Rick Karlgaard, Publisher, Forbes, suggests “the most valuable natural resource in the 21st century is brains. Watch where they go! Because where they go, robust economic activity will follow.” Over the last seven weeks, the On The Ground Open Newsroom has chatted with catalytic talent who are actively pursuing inclusive development strategies in Walnut Hills for food access, education, housing, entrepreneurship, spirituality, history, arts and culture, healthcare, and music. Why Walnut Hills? There are twenty-two videos, hosted by long-term resident and Walnut Hills Community Council president, Kathryne Gardette, to watch here that explain why Walnut Hills and why now.
During last week’s seventh Open Newsroom, three community leaders shared more about economic initiatives in local government with Hamilton County Commission president, Denise Driehaus; in financial services with William C.Johnson, Jr., Business Development / Community Outreach Manager, First Financial Bank; and about client key needs and income-producing programs from a major nonprofit led by John Mitchell, President/CEO of the Cincinnati Association for the Blind and Visually Impaired.
Commissioner Driehaus talked about being part of the historic all-women Hamilton County Commission and the upcoming work that the commission is focusing on in 2020. Priorities include building two parking garages — one on the FC Cincinnati stadium site and another at Findlay Market — the Commission on Women and Girls, and the Law Enforcement Assisted Diversion (LEAD) program for addiction treatment.

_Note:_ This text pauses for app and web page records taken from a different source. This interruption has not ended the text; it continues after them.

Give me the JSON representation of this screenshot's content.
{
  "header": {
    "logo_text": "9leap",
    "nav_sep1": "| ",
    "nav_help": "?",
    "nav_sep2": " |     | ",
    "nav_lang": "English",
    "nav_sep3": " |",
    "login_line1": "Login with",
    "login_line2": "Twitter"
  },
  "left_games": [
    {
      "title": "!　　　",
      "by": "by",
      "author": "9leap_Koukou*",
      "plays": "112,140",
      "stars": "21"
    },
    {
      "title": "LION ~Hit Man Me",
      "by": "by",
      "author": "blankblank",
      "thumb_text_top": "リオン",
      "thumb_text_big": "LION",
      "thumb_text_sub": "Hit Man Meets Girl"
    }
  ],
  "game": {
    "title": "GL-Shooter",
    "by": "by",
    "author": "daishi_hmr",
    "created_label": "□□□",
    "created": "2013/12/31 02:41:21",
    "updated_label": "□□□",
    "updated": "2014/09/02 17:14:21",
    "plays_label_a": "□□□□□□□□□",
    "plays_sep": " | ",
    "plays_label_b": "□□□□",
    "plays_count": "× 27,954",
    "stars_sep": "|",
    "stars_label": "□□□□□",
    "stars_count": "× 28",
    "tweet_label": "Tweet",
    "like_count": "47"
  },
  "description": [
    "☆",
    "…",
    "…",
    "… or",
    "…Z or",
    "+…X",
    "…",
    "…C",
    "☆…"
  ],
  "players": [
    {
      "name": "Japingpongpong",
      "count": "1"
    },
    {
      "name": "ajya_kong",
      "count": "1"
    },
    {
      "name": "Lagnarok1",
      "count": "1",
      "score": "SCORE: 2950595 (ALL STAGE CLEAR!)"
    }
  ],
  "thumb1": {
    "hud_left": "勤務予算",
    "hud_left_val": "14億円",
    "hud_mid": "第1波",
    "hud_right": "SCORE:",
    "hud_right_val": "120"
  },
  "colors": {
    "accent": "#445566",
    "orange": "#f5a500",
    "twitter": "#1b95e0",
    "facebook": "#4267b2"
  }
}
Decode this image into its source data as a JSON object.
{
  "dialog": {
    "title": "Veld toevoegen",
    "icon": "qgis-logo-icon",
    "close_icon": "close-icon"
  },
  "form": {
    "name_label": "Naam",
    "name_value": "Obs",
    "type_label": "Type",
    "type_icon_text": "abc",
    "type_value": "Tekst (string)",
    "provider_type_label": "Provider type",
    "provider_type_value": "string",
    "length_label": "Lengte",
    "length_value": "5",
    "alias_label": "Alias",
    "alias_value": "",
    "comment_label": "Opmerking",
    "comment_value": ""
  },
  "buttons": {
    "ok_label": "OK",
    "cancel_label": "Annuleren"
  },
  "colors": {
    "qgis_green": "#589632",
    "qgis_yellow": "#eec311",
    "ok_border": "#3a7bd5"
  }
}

“The LEAD program gives police officers the ability to not incarcerate folks who have either an addiction issue or a mental health issue, but rather guide them into treatment. We’ve got some rather chronic folks in this community that suffer from addiction issues or from issues related to mental health … why are we throwing them in jail instead of getting them the treatment that they need? We’re rolling this program out in partnership with the City of Cincinnati and we’ve got a federal grant to do it. We’re anxious to see what the impact will be not only for those individuals, but we’ve also got an issue with jail overcrowding in this community … so this is a two-pronged approach,” says Driehaus.
William Johnson detailed why First Financial Bank chose Walnut Hills for a new location and talked about the services the bank will bring to the neighborhood, including a free-to-use community room, an eight-week financial education course, plus a new technology called an Interactive Teller Machine (ITM) that allows users to hit a button and talk live to a teller on a screen outside of normal branch open hours.

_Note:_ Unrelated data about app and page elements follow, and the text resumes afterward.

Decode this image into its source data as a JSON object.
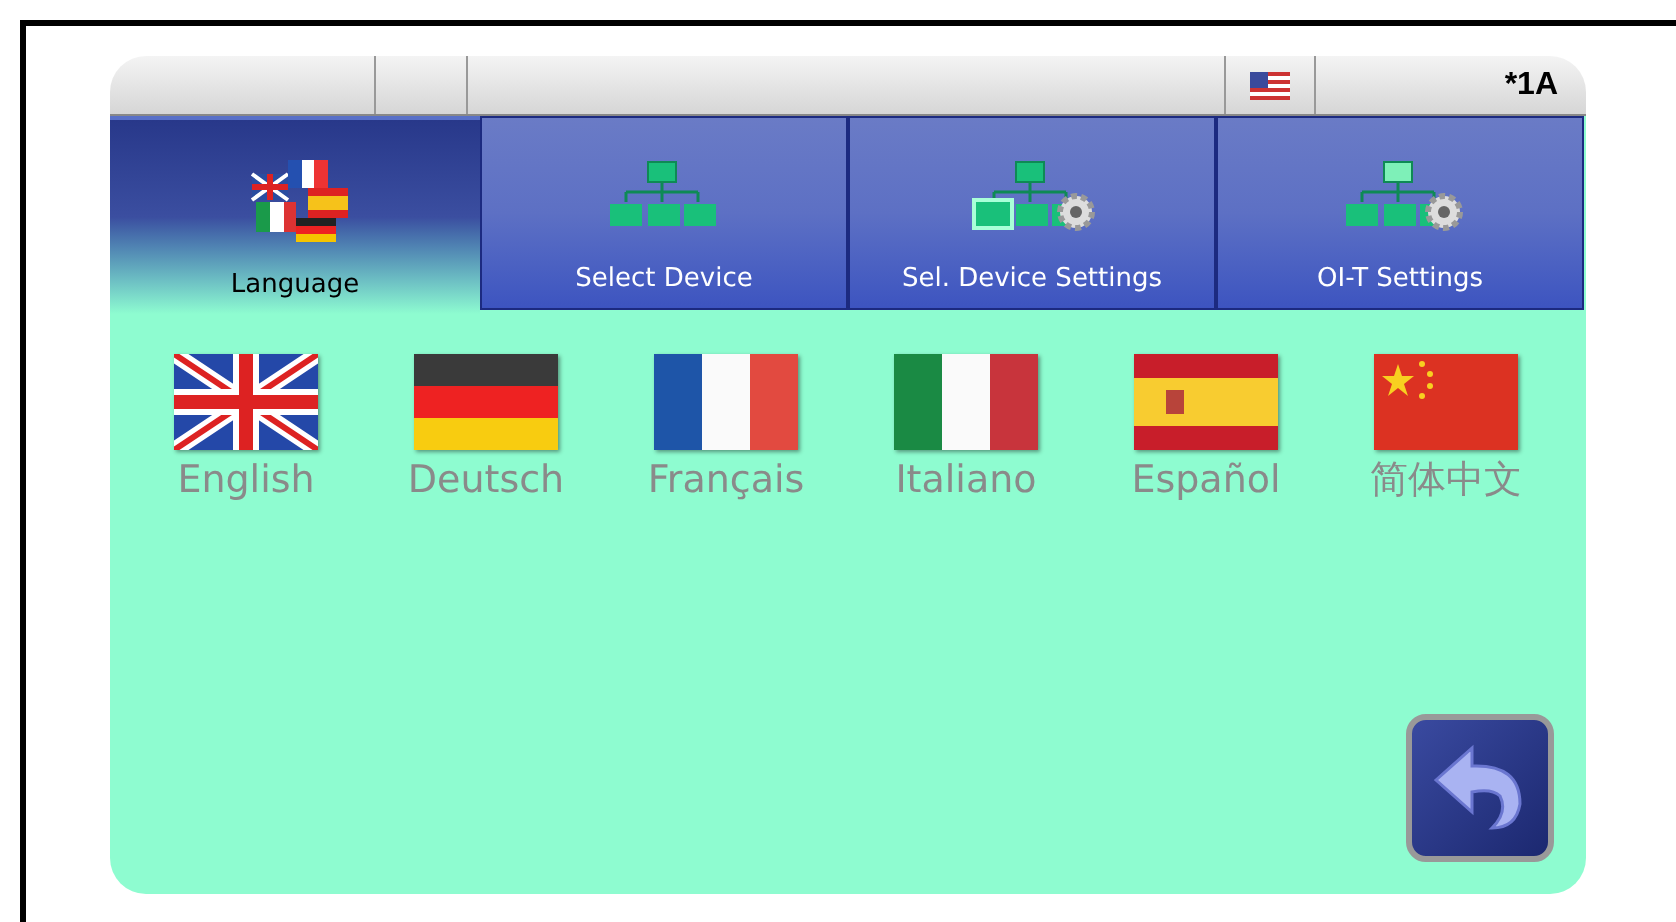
{
  "status_bar": {
    "indicator": "*1A"
  },
  "tabs": [
    {
      "label": "Language",
      "selected": true,
      "kind": "flags"
    },
    {
      "label": "Select Device",
      "selected": false,
      "kind": "network"
    },
    {
      "label": "Sel. Device Settings",
      "selected": false,
      "kind": "network-gear-outlined"
    },
    {
      "label": "OI-T Settings",
      "selected": false,
      "kind": "network-gear"
    }
  ],
  "languages": [
    {
      "label": "English",
      "kind": "gb"
    },
    {
      "label": "Deutsch",
      "kind": "de"
    },
    {
      "label": "Français",
      "kind": "fr"
    },
    {
      "label": "Italiano",
      "kind": "it"
    },
    {
      "label": "Español",
      "kind": "es"
    },
    {
      "label": "简体中文",
      "kind": "cn"
    }
  ]
}
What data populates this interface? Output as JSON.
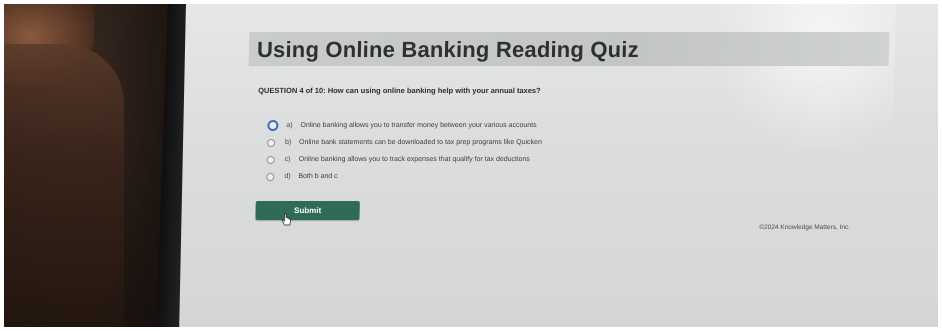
{
  "quiz": {
    "title": "Using Online Banking Reading Quiz",
    "question": "QUESTION 4 of 10: How can using online banking help with your annual taxes?",
    "options": [
      {
        "letter": "a)",
        "text": "Online banking allows you to transfer money between your various accounts",
        "selected": true
      },
      {
        "letter": "b)",
        "text": "Online bank statements can be downloaded to tax prep programs like Quicken",
        "selected": false
      },
      {
        "letter": "c)",
        "text": "Online banking allows you to track expenses that qualify for tax deductions",
        "selected": false
      },
      {
        "letter": "d)",
        "text": "Both b and c",
        "selected": false
      }
    ],
    "submit_label": "Submit",
    "copyright": "©2024 Knowledge Matters, Inc."
  },
  "colors": {
    "submit_button": "#2e6b58",
    "selected_radio": "#3e6fb4",
    "title_band": "#c9ccca"
  },
  "icons": {
    "cursor": "hand-pointer-icon"
  }
}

“It was about four years ago that First Financial decided to come into the Walnut Hills community. Our bank president, Archie Brown, wanted to invest in this community, and also bring our ALIVE program. That stands for Access, Lending, Investment, Volunteering, and Education. We’re just really passionate about being in Walnut Hills because we know this community is doing great things,” Johnson says.
John Mitchell, president/CEO of the Cincinnati Association for the Blind and Visually Impaired, detailed the organization’s history in Walnut Hills, dating back to 1968.
“We decided to stay in Walnut Hills because it’s a central location,” he says. “Reliable, available, public transportation is of paramount importance to those who are blind or visually impaired. There is a bus stop directly in front of the agency, so that was key. The building that we’re in is extremely solid. We’ve had some engineering checks done on it in the late 90s before we made the renovation. In 1999-2000 we did a complete basement to roof restoration and renovation of the building, bringing it up to full code, and reordering where we had the services within the building, and that’s why we’re staying here.”
Mitchell continued: “We also have a second location right next to the Cincinnati Museum Center where we create employment opportunities. That’s our Hornbeck Social Enterprise Center. In that center, we have an industrial operation where we create employment, working for a federal government program to produce products for the federal government. That building also houses our viability office products service, which is a new social enterprise startup where we now have almost a thousand customers who are ordering products and getting excellent pricing, next day service, and excellent customer service from our staff that runs the service who are all blind or visually impaired.”
In conjunction with the On the Ground Series, Soapbox has been running a text survey to learn more about how Walnut Hills residents shop and purchase fresh produce and groceries. To participate in the survey, Walnut Hills residents are invited to text ‘HELLO’ to 513-230-6899 and answer a few brief questions about where they are purchasing groceries and what they are purchasing. This is the last week to gather data for this report which will be shared with the Walnut Hills Redevelopment Foundation and the local food access community.
Thanks to everyone who stopped by at Caffé Vivace over the last few months to tell their stories or join as guests at the Walnut Hills On The Ground Community Open Newsroom. To read the entire series made possible by The Carol Ann & Ralph V. Haile, Jr./U.S.Bank Foundation, visit: https://www.soapboxmedia.com/series/on-the-ground.aspx.
The Walnut Hills On The Ground Community Open Newsroom and Groundsource program have been made possible by a grant from the Facebook Journalism Project with additional support from First Financial Bank, opening a new branch soon at 926. E. McMillan St. in Walnut Hills, along with the helpful team at Caffé Vivace.